Excerpts from an interface dataset
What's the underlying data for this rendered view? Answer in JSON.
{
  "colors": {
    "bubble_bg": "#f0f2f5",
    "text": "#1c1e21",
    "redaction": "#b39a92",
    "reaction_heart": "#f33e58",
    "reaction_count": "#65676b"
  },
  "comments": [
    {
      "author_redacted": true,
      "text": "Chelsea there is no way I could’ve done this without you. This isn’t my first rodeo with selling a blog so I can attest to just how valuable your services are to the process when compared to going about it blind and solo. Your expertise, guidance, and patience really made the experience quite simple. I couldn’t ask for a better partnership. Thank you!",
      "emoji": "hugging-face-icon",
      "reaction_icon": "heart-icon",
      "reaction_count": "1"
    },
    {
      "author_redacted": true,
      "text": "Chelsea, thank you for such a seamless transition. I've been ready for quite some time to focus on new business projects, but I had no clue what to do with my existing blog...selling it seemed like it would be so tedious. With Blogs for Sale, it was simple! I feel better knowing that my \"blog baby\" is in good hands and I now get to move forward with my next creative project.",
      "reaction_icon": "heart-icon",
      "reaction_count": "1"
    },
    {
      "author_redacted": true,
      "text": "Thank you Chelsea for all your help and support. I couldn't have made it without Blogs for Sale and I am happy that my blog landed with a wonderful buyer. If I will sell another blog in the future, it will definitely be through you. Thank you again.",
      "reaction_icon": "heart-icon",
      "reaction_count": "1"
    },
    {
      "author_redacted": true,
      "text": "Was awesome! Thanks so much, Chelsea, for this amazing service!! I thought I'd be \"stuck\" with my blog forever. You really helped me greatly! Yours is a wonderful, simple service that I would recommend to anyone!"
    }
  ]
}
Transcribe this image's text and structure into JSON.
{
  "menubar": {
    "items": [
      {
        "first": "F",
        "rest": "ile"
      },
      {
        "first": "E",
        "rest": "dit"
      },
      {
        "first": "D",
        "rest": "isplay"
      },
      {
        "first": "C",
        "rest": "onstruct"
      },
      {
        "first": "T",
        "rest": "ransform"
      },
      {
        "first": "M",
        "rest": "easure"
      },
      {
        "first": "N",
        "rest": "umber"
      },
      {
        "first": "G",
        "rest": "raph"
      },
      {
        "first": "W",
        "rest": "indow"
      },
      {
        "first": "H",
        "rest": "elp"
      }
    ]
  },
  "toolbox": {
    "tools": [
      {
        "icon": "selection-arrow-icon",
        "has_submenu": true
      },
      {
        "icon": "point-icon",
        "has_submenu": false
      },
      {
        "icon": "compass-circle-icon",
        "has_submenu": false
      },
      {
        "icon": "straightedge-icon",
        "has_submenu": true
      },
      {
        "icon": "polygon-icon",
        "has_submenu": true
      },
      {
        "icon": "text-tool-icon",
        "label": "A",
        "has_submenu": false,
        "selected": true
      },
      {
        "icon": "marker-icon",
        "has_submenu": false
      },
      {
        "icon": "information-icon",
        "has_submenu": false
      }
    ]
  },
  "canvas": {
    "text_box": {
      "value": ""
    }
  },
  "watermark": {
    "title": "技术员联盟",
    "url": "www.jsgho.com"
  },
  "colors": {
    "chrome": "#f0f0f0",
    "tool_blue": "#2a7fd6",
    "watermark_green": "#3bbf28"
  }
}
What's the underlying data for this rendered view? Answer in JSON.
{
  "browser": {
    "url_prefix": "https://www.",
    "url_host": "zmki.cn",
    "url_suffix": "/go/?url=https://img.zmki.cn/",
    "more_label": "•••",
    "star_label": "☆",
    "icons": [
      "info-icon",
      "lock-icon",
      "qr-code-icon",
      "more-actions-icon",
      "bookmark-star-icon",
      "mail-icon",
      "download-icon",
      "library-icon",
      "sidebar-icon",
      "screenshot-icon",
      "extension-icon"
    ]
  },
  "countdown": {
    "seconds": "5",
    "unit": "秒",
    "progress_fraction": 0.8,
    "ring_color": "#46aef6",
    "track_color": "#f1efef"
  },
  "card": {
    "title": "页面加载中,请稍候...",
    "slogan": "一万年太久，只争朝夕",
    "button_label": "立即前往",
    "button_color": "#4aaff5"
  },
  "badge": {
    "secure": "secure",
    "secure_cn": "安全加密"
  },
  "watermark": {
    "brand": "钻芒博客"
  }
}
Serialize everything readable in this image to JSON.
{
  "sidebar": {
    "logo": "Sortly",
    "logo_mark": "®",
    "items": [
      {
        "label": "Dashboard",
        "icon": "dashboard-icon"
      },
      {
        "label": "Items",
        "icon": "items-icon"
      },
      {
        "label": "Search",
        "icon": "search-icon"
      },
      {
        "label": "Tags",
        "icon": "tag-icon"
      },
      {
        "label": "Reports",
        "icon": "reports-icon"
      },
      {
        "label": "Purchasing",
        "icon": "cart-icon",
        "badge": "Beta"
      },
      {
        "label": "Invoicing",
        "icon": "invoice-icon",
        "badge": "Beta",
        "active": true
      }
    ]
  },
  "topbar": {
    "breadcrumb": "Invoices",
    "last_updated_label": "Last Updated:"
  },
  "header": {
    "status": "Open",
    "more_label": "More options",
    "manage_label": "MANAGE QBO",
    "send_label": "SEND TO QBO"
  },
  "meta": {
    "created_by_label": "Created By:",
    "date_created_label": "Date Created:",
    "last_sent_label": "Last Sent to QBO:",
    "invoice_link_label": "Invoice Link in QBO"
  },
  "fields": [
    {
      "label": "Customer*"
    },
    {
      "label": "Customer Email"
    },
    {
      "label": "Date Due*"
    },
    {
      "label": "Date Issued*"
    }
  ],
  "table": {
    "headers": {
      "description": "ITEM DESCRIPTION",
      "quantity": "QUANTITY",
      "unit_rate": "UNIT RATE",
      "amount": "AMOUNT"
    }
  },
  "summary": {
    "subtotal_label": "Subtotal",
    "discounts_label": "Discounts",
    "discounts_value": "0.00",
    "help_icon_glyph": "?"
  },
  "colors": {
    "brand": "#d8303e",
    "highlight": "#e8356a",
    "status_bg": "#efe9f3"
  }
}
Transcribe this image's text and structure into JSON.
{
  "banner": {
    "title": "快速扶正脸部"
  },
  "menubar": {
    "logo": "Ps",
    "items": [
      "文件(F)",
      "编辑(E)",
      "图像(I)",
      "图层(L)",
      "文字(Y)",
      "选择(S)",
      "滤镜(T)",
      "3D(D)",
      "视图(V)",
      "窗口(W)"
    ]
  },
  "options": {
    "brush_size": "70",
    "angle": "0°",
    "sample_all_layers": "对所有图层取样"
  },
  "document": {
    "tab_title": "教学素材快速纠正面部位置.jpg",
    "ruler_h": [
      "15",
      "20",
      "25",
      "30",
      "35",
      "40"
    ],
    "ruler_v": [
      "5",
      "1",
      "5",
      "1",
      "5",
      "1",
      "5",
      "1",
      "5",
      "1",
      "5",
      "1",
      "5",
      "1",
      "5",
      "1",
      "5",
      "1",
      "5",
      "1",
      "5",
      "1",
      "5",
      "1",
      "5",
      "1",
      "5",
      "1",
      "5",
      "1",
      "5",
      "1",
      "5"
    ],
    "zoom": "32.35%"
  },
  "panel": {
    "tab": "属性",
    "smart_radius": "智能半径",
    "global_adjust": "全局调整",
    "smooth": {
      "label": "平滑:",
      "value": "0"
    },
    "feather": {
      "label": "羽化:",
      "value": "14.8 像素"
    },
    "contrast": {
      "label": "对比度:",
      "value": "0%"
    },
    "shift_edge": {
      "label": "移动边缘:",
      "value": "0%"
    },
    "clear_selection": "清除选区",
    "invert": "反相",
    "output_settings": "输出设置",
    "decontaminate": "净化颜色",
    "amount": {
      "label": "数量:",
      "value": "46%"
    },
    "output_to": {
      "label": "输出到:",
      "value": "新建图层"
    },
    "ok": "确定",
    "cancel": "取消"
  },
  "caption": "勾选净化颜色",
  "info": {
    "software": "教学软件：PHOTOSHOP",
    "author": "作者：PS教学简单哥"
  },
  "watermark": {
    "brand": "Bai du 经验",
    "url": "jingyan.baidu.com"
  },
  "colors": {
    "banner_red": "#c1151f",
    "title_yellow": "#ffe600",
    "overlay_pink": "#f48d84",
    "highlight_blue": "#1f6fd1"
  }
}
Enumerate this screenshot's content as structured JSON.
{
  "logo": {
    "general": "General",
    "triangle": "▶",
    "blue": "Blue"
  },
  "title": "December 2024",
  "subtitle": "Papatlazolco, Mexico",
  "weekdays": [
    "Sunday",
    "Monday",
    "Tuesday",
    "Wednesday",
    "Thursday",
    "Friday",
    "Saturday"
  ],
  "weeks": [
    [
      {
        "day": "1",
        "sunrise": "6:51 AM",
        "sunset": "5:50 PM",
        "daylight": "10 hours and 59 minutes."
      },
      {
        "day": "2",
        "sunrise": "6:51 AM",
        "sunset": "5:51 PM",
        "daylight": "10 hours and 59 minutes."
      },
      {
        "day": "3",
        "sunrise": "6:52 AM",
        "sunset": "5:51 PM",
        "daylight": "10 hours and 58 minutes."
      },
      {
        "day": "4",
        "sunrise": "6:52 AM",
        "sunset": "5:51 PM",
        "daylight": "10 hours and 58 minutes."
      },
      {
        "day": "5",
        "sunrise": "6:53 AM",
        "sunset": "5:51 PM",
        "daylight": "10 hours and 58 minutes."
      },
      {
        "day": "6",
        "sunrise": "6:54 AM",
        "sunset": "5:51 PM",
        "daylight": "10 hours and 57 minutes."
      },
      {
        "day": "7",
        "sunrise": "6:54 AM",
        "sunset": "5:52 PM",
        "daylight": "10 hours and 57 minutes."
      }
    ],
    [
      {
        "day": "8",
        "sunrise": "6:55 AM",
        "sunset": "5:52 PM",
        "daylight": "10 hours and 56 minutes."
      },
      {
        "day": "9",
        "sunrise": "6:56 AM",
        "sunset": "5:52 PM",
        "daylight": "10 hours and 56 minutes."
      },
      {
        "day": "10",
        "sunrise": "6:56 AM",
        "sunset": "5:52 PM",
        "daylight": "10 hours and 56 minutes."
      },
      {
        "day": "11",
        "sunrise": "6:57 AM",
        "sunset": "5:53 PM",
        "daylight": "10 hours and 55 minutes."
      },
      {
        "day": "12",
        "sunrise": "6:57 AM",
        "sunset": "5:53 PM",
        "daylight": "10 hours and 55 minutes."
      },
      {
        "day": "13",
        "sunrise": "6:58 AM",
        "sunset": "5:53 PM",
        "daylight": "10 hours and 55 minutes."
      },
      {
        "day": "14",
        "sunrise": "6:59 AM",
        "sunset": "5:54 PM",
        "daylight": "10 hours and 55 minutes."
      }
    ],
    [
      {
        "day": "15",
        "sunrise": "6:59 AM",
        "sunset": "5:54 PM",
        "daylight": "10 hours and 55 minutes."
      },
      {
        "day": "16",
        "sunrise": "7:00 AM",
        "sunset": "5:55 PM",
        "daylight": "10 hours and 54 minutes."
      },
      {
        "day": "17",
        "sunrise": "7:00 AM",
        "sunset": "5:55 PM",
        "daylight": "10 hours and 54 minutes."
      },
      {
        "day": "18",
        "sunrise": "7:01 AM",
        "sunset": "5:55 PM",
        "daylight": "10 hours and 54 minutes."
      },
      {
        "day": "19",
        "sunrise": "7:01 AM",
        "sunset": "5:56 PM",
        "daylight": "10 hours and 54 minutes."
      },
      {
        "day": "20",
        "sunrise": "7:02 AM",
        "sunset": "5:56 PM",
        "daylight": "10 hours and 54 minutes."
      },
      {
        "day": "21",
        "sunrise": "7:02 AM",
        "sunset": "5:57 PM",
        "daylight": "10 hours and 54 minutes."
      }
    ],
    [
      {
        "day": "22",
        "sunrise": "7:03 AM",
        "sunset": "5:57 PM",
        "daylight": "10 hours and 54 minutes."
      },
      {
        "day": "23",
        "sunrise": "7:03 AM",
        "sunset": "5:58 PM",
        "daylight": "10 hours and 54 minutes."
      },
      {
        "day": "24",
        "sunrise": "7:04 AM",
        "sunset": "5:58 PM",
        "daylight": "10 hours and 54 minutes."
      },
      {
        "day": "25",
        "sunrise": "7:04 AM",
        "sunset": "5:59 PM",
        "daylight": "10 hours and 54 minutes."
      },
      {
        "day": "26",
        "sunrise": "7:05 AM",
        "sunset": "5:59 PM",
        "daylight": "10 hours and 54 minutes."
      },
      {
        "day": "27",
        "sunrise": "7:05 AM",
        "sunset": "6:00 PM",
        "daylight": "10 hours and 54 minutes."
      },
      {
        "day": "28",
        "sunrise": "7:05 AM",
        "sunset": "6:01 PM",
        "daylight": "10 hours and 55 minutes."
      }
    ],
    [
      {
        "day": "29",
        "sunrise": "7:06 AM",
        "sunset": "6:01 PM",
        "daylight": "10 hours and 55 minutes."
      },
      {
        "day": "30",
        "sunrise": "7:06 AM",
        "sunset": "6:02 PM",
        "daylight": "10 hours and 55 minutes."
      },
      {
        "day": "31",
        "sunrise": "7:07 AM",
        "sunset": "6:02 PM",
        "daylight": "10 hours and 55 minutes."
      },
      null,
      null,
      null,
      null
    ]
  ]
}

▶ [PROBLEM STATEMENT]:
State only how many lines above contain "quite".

▶ [TASK OUTPUT]:
2